# [Task objective]
The expected result is the full set of records, copied precisely, with images dropped.

# [Provided records]
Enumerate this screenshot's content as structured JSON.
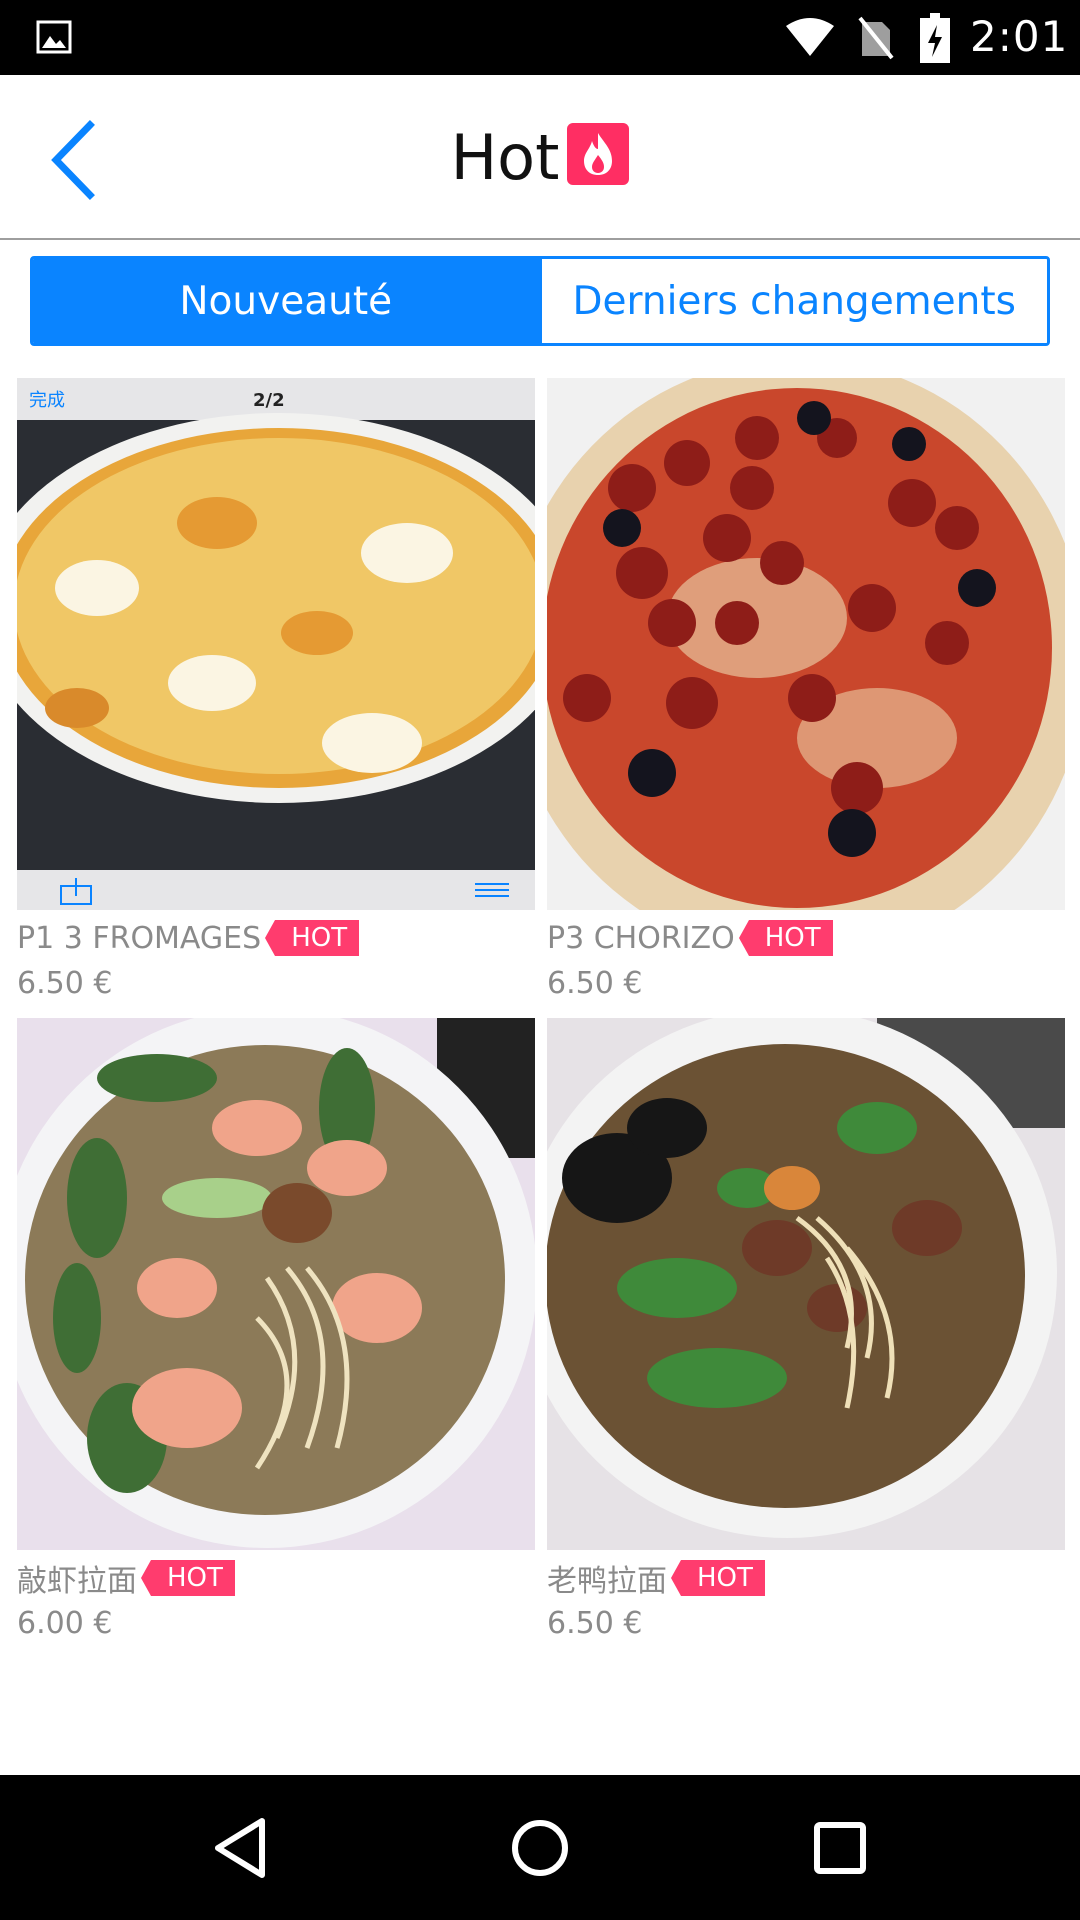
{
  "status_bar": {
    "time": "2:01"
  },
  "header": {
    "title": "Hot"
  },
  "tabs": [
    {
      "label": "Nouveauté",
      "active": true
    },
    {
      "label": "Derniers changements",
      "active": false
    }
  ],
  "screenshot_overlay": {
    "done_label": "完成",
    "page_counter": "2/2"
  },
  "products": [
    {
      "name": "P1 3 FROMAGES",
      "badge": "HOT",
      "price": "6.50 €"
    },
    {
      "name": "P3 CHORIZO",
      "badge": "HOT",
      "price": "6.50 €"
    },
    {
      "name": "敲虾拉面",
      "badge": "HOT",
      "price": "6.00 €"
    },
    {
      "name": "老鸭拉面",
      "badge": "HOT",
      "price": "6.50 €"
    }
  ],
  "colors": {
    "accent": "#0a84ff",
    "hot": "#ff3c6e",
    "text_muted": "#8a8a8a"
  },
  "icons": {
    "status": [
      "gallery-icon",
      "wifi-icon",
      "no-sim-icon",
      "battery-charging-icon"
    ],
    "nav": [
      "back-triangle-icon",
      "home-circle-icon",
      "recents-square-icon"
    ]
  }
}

# [Response for this exercise]
Enumerate this screenshot's content as structured JSON.
{
  "status_bar": {
    "time": "2:01"
  },
  "header": {
    "title": "Hot"
  },
  "tabs": [
    {
      "label": "Nouveauté",
      "active": true
    },
    {
      "label": "Derniers changements",
      "active": false
    }
  ],
  "screenshot_overlay": {
    "done_label": "完成",
    "page_counter": "2/2"
  },
  "products": [
    {
      "name": "P1 3 FROMAGES",
      "badge": "HOT",
      "price": "6.50 €"
    },
    {
      "name": "P3 CHORIZO",
      "badge": "HOT",
      "price": "6.50 €"
    },
    {
      "name": "敲虾拉面",
      "badge": "HOT",
      "price": "6.00 €"
    },
    {
      "name": "老鸭拉面",
      "badge": "HOT",
      "price": "6.50 €"
    }
  ],
  "colors": {
    "accent": "#0a84ff",
    "hot": "#ff3c6e",
    "text_muted": "#8a8a8a"
  },
  "icons": {
    "status": [
      "gallery-icon",
      "wifi-icon",
      "no-sim-icon",
      "battery-charging-icon"
    ],
    "nav": [
      "back-triangle-icon",
      "home-circle-icon",
      "recents-square-icon"
    ]
  }
}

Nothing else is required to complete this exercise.